By Messenger Staff
Thursday, June 15
Georgian soldiers will join the NATO Response Force (NRF) as they are already successfully over the mandatory, initial level for this, Georgia’s Defence Ministry announced.

After the successful completion of the final tests (which are scheduled soon). Georgia will have 200 soldiers in total in the NRF, which is made up of highly trained and technologically advanced multinational troops.

The hundred soldiers of the 12th Light Infantry Battalion of the 1st Infantry Brigade within the East Command land forces - codenamed Charlie - showed high results at this week’s test operation.

For this they earned a document about the successful completion of the Second National Self-Assessment Level II (SEL-2) , within the framework of the NATO Operational Capabilities Concept Evaluation and Feedback Program (OCC E & FP).

The hundred troops now need a NATO Level 2 Evaluation (NEL2) certificate to operate in the NRF for three years.
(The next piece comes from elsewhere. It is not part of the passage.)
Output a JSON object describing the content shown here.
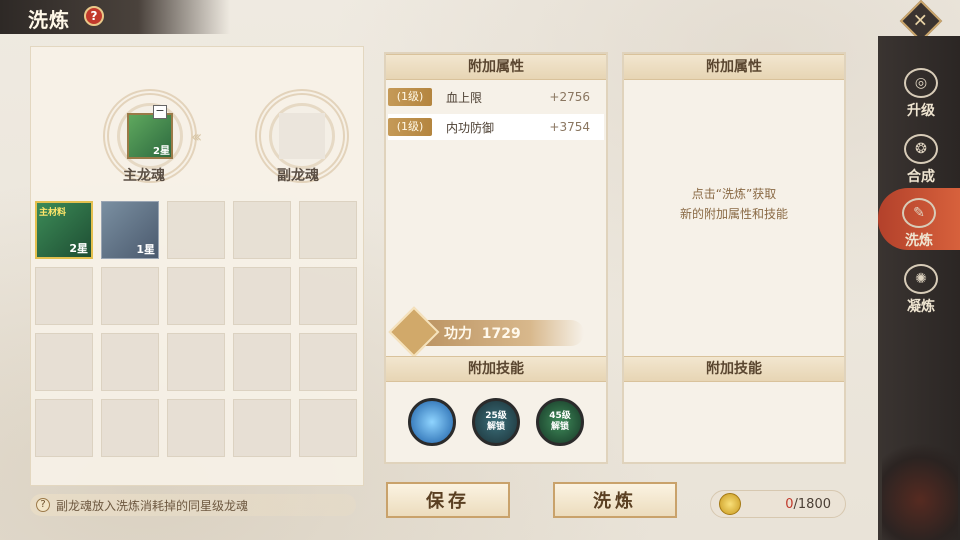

The purpose of the NRF is to provide a quick reaction force of high quality to support NATO missions as required.

The concept of the NRF was first endorsed with a declaration of NATO's Heads of State at the Prague Summit on 22 November 2002.

It was then approved by NATO Defence Ministers in June 2003, and the first headquarters created in October 2003 in Italy.

Georgia joined the NRF in 2015.

More Georgian soldiers in the NRF means better and highly trained servicemen for the country.

As Georgia declared, it plans to stay with NATO in international peacekeeping missions as one of the major non-member contributors.

Meanwhile, Georgia’s internal defence systems need upgrading, which of course requires time and money.

However, it is also highly important as to how the process is planned and implemented.

The country changes defence ministers very frequently, which has a negative influence on the process.

Each new minister, in most cases, dislikes the activities of his/her predecessor and takes new and different steps.

It is essential that people be well informed about the country's defence capabilities and consult domestic and foreign professional advisors to carry out systemic reforms; to this end, they must also stay in office for longer.

The foreign professionals complain that Georgian high rank officials change rather often. This concerns not only defence ministry but other institutions as well.